Wonderful class. I can't tell you, even at 54 years old, how much of what David talked about was over my head. I am just beginning my writing career and I am still learning the language of writers. I will be taking this class again, I have to. I have walked through the door.

I wanted to hear all the videos for an overview and then come back to take notes and dig into the material. I thought Mamet was fantastic. As a lecturer, he was everything I hoped he would be and more. I'm now going back into the material to mine out all the nuggets he gave us. Many thanks, David.

David Mamet's Masterclass is fantastic. He has broken down dramatic writing to the nuts & bolts level. II will take into my work the emphasis on discipline; the importance of cutting unnecessary scenes; and being uncompromising when it comes to sticking to the plot - 'A' to 'B'. What's stopping me? Absolutely bloody nothing! Thanks Errin Kennedy


Rosemary D.

I put my life away for awhile and recently found that everything I knew and believed to be real before looks extremely different to me now.

Jaime P.

I am writing a screenplay that I want to shoot later this year. After watching and listening to Aaron Sorkin, Ron Howard, David Lynch, Neil Gaiman, and now, David Mamet—I am finally enjoying the chaos of my writing that is turning into an actually decent screenplay. All I can say is thanks David and all the teachers I have found and continue to find here in Master Class.

A fellow student

Is it possible to tell a story without committing to a theme? Perhaps he means to tell a story and not concern yourself with a theme. I'm having a lot of trouble wrapping my head around this because in my own process, the thematic backbone to the story I'm trying to tell is paramount to the play.

A fellow student

I kept thinking that he would open the safe and find out the the safe had in fact been robbed, and that the Locksmith was the culprit.


My life has been a crazy and often messy journey that I just want to forget or dismiss. So I will rethink my mess and make/create some damn good stories. I found the key. Great stuff.

Jamie M.

I really enjoyed this lesson. I especially like that 'the key to the safe is in the room'. This simple analogy is easy to remember and packed with meaning.


I love the analogy about the civil war safe. That alone could be the centrepiece to a story, the 'parakeet' as it were.

Anastacia S.

Thank you, Mr. Mamet -- "theme" has always tripped me up as an unintelligible concept, or one that I could never seem to grasp. It is a relief to not feel like a literary idiot any longer!

Nina T.

As a writer, and currently working on a screenplay, I have found Mamet's class to be very educational and inspiring. I knew I would take this class after viewing a short video clip (on FB) of Mamet describing the class and the one thing that stood out and grabbed my attention was when he said, our minds are a raging fire. I knew what he meant, because the characters and scenes were pouring out of me. I was and am still astonished at what our minds are capable of creating through imagination.

Gus C.
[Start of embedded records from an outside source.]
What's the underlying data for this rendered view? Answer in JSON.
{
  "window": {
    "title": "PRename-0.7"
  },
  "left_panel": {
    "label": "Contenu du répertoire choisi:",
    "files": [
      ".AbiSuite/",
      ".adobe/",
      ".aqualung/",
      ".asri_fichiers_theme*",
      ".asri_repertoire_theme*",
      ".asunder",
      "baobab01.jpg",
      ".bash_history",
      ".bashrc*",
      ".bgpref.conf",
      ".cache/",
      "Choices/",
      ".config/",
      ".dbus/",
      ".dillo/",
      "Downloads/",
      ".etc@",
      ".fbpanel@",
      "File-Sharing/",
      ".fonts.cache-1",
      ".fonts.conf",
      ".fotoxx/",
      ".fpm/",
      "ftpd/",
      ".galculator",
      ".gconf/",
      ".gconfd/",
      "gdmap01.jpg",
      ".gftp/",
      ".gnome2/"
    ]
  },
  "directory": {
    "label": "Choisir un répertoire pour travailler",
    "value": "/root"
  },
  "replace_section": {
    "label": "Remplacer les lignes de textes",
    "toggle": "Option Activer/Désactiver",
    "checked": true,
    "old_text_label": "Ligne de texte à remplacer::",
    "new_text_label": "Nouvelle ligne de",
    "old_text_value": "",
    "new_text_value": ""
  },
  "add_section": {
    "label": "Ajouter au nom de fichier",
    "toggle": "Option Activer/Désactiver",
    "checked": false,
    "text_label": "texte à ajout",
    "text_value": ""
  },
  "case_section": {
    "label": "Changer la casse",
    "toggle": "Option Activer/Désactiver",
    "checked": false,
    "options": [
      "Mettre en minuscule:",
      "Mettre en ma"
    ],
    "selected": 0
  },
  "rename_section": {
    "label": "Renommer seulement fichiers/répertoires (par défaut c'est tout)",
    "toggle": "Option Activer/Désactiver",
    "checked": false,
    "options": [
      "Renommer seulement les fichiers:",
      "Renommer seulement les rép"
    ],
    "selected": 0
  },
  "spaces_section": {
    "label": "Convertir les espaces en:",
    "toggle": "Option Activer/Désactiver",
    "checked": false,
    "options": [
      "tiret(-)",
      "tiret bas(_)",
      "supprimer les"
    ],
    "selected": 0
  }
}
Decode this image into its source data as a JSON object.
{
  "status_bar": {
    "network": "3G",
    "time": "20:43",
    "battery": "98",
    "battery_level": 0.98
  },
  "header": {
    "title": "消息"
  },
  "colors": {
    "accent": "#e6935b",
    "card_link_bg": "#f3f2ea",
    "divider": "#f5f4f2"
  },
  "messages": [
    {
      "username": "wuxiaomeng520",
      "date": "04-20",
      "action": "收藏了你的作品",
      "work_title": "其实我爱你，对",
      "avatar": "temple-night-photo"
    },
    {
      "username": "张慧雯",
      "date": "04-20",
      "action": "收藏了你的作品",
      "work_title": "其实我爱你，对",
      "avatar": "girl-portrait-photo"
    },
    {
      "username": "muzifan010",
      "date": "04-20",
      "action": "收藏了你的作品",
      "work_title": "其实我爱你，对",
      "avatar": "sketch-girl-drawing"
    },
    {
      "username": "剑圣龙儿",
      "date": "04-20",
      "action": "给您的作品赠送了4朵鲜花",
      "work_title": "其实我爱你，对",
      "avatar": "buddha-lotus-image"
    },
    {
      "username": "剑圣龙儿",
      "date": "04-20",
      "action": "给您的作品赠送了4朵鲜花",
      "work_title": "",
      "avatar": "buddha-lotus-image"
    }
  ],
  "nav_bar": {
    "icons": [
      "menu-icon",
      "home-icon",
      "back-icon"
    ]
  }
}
I found it interesting to hear that Mamet was involved with poker players who thought about cheaters, and he also observed prison life. I write a movie bog called My Meaningful Movies, and I have analyzed several of Mamet's movies. He explores how people cross the line between what is legal and what is criminal, or what is civilized and what is savage. Despite what he said, I do think this theme crops up often in his work.